LONDON – Investment bankers, hoping for a recovery in business in 2002, have just had their quietest month in a decade, forcing the cost-cutting knives out again in the absence of an early rebound.
U.S. investment bank Goldman Sachs is already expected to cut up to 2,000 staff, adding to the thousands of jobs already axed by major investment banking groups over the past year.
The banks, including Merrill Lynch, Morgan Stanley and Credit Suisse First Boston, went on a hiring binge during the late 1990s to grab a share of a surge in equity issues and merger advisory business, fuelled by the Internet boom.
When the dot.com bubble went flat and revenues dived last year the industry had to slash costs and jobs.
Now it looks as though 2002 could be even worse.
"The three key drivers - fixed income, equities and m&a - are all looking to have potentially a down year versus 2001 and really that's not what people expected going into 2002," said David Williams, investment banking analyst at Morgan Stanley.
The first quarter of the year is normally busy for equities and capital markets activity, but stockmarket turnover in Europe has been down by about 27 percent and stock prices down by almost as much so far this year from 2001 levels.

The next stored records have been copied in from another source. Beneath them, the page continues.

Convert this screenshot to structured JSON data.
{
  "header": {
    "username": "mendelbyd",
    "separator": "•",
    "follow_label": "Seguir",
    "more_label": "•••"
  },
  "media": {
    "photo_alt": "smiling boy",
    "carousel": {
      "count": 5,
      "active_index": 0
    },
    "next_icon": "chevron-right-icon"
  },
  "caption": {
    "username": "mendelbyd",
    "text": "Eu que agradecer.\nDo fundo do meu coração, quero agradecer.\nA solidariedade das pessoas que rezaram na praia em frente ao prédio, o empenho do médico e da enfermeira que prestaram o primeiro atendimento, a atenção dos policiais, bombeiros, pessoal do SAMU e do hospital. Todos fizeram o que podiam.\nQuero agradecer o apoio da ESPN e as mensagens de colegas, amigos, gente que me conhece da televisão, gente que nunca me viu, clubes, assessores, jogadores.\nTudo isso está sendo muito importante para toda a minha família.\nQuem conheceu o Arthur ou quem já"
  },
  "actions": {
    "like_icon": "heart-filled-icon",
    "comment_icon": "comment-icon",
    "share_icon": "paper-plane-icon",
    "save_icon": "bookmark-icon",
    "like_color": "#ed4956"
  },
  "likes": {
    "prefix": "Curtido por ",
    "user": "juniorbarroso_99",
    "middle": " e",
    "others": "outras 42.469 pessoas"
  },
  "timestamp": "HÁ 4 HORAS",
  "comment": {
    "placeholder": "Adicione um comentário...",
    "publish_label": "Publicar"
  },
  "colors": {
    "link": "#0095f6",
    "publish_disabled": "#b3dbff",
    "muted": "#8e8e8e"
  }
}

"Then you've got Enronitis and other general worries in the market," said an investment banking executive, referring to the fallout from the collapse of energy trading giant Enron, America's biggest ever corporate bankruptcy.
Bankers now fear there will be no improvement in business volumes at least until the fourth quarter.
TIME TO GET LEANER
"The industry will see more job cuts," said one senior m&a banker. "Some of the U.S. firms, such as Goldman Sachs and Morgan Stanley have put on huge numbers of staff in the last three to four years."
Goldman Sachs, the market leader in mergers & acquisitions advisory business, flagged the possibility of job cuts earlier this month.
Chief Financial Officer David Viniar said at a conference in the United States the bank was in the process of reviewing headcount and costs for the current year, but said no decisions had been taken.
Goldman typically culls between five and 10 percent of its worst performers each year, which could equate to about 2,000 of its 22,600 employees.
A Goldman Sachs spokesman declined to comment.
The Wall Street bank will not be the only one suffering.
Merrill Lynch, which cut 15,000 jobs last year in the largest shake-up on Wall Street, has also found 2002 challenging.
Chief Executive David Komansky has said the bank had not yet seen any meaningful improvement in revenues from the fourth quarter run rate.
Banking experts said the slow start to 2002 had come as an unpleasant surprise.
"Most investment banks were holding on to the view that we'd have a bit of a trough and then it would be back to business as usual," said Philip Middleton, banking analyst at Ernst & Young.
"But it looks like they're in for a long period being submerged."
Bonus payments have been slashed, with some firms such as HSBC and Dutch bank ABN Amro apparently dishing out zero bonuses to some staff.
But the downturn could have more far reaching effects over the longer term.
Now the boom is over, the investment banks are discovering there is excess capacity in the industry in terms of people and capital. This may eventually accelerate the drive towards consolidation, if valuations on smaller players start to look attractive, said another industry executive.